── TASK INPUT ──

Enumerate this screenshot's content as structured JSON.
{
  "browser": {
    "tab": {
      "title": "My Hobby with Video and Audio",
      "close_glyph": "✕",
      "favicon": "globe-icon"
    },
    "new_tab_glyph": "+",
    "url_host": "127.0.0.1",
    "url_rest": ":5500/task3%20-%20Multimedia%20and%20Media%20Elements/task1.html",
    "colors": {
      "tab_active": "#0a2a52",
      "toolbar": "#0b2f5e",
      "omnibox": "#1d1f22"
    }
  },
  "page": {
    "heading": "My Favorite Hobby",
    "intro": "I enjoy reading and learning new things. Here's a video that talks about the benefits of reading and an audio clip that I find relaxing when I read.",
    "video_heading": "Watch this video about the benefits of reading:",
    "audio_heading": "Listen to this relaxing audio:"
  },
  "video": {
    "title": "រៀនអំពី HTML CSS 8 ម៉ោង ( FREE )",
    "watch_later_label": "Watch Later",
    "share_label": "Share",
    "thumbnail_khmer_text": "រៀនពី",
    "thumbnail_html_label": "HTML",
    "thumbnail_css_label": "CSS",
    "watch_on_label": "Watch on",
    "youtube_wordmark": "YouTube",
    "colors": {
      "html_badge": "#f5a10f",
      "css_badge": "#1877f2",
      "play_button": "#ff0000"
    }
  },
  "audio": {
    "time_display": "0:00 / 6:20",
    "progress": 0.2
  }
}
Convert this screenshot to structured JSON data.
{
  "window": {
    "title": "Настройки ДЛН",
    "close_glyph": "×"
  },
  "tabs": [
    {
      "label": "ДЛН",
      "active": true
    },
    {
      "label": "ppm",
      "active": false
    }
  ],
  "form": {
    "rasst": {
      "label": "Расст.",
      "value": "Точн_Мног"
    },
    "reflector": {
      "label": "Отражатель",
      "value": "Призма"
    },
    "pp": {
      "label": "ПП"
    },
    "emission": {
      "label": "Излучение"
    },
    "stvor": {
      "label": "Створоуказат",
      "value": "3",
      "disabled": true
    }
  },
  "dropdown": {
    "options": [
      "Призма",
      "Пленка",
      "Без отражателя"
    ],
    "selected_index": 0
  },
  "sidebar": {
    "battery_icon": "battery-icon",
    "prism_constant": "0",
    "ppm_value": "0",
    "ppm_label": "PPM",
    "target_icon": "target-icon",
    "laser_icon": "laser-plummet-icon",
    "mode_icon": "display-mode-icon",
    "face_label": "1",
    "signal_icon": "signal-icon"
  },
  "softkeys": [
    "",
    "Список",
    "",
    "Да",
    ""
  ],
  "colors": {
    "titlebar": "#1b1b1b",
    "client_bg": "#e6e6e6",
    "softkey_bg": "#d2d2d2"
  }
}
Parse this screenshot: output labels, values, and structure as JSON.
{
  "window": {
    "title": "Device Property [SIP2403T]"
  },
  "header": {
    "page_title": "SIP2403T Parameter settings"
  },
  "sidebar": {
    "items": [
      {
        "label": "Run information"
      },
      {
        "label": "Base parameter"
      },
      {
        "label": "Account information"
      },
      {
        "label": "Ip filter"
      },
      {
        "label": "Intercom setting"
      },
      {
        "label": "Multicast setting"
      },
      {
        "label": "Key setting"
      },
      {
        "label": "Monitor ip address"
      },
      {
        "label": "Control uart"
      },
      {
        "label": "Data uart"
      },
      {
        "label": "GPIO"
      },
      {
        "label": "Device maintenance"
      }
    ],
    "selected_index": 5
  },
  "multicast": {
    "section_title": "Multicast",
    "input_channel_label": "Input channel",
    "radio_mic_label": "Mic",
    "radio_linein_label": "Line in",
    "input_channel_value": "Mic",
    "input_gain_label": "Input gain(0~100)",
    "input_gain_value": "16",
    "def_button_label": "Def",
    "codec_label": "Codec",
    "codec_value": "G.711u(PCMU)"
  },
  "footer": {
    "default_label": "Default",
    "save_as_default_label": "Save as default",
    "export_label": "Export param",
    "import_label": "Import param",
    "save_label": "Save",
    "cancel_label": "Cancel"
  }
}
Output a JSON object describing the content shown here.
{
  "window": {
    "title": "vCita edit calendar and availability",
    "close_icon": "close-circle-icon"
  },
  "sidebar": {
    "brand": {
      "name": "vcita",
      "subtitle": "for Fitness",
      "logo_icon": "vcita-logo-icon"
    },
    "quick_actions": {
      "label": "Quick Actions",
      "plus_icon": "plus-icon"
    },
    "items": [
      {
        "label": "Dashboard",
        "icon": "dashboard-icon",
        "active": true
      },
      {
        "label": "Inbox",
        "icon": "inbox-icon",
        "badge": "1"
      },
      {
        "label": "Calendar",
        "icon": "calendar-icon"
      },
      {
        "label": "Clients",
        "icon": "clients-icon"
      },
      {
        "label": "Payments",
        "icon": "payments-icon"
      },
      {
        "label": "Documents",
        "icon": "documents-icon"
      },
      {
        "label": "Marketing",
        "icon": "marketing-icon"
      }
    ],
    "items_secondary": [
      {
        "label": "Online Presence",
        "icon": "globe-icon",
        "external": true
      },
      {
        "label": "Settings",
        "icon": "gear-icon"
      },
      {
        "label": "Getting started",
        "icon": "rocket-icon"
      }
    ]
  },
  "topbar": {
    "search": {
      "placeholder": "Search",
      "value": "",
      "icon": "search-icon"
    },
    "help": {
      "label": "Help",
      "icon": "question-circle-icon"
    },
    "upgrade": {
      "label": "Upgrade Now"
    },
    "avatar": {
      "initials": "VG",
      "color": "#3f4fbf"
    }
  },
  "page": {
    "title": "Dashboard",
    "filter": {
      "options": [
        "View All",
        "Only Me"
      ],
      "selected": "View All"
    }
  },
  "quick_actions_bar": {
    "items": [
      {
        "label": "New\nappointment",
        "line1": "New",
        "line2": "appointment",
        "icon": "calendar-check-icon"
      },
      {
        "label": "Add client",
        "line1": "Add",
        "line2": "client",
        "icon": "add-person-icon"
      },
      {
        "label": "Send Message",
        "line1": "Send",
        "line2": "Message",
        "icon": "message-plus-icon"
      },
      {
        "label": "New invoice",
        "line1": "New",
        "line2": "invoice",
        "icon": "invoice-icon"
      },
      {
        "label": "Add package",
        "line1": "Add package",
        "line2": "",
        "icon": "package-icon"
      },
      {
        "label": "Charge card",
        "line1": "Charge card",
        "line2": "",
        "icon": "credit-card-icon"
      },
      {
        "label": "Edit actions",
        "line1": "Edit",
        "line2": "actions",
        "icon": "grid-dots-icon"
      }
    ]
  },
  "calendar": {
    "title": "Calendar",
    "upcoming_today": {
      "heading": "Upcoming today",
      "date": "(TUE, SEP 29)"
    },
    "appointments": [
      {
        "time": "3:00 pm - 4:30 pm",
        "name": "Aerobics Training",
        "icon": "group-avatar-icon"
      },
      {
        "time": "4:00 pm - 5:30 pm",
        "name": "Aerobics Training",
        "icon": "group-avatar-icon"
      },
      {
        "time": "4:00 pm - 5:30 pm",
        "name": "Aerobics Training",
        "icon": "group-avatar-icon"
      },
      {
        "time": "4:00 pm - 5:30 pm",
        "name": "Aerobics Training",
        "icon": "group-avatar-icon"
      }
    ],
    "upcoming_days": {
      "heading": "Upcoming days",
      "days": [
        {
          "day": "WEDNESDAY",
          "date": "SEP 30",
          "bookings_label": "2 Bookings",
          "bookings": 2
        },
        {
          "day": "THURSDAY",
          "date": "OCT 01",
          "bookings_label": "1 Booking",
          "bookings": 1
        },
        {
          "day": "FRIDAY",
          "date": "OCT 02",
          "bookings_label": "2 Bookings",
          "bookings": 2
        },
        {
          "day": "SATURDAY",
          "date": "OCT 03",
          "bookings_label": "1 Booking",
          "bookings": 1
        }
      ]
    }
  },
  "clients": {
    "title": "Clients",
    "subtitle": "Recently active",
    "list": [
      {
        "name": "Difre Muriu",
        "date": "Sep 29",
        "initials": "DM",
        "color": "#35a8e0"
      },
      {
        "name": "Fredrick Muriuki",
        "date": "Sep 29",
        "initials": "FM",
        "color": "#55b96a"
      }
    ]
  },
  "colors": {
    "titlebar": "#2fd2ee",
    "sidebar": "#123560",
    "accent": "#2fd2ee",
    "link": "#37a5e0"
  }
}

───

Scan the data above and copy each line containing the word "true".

      "active": true
      "disabled": true
        "active": true
        "external": true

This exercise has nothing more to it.